• **TRY IT**
Go through the listing below and gather every line with the word "sitemap".
□ □ □ □
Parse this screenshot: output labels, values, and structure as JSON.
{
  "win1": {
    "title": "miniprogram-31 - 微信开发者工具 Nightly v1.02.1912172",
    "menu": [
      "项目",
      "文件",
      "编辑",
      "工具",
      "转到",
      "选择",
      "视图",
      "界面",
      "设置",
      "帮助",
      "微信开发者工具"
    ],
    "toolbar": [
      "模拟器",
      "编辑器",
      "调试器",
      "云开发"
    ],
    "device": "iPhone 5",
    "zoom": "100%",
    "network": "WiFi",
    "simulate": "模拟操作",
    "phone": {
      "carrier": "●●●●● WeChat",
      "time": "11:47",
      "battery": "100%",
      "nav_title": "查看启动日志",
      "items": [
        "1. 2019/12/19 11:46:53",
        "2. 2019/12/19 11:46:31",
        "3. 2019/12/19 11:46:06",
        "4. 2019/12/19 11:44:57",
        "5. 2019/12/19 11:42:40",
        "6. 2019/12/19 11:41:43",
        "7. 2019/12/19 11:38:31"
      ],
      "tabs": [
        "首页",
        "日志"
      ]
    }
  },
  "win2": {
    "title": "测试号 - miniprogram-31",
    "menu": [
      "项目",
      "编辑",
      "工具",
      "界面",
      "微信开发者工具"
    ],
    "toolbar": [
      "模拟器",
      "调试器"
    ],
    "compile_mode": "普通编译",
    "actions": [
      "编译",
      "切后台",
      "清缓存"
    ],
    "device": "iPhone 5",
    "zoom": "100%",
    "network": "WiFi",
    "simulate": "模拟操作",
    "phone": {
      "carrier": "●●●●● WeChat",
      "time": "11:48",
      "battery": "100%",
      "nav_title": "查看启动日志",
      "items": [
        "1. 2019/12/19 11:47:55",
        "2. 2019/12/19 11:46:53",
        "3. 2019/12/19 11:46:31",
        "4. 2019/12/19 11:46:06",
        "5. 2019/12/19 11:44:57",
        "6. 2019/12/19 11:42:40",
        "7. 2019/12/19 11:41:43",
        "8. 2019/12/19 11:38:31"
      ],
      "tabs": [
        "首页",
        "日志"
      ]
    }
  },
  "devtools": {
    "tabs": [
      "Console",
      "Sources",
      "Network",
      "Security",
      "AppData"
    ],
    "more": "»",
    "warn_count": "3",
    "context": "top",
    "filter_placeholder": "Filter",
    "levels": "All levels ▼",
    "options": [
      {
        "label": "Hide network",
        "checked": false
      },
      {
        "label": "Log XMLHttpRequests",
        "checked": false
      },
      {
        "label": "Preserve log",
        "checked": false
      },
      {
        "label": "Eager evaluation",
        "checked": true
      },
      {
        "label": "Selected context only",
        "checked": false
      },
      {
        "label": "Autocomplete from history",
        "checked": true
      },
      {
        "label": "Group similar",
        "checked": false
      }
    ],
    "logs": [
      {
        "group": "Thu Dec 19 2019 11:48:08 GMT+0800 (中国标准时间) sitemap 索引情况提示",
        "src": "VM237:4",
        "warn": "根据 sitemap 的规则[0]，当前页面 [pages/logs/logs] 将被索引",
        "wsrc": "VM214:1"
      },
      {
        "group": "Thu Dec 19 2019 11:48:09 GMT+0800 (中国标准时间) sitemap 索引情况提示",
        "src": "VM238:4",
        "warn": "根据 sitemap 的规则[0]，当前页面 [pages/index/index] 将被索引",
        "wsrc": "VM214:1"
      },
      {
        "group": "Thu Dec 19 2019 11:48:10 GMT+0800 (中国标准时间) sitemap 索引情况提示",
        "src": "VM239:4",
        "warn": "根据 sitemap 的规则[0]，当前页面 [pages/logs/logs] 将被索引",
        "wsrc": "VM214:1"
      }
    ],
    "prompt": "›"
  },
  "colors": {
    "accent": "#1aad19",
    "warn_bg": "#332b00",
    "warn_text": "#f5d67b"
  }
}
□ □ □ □
• **SOLUTION TO THIS TASK**
        "group": "Thu Dec 19 2019 11:48:08 GMT+0800 (中国标准时间) sitemap 索引情况提示",
        "warn": "根据 sitemap 的规则[0]，当前页面 [pages/logs/logs] 将被索引",
        "group": "Thu Dec 19 2019 11:48:09 GMT+0800 (中国标准时间) sitemap 索引情况提示",
        "warn": "根据 sitemap 的规则[0]，当前页面 [pages/index/index] 将被索引",
        "group": "Thu Dec 19 2019 11:48:10 GMT+0800 (中国标准时间) sitemap 索引情况提示",
        "warn": "根据 sitemap 的规则[0]，当前页面 [pages/logs/logs] 将被索引",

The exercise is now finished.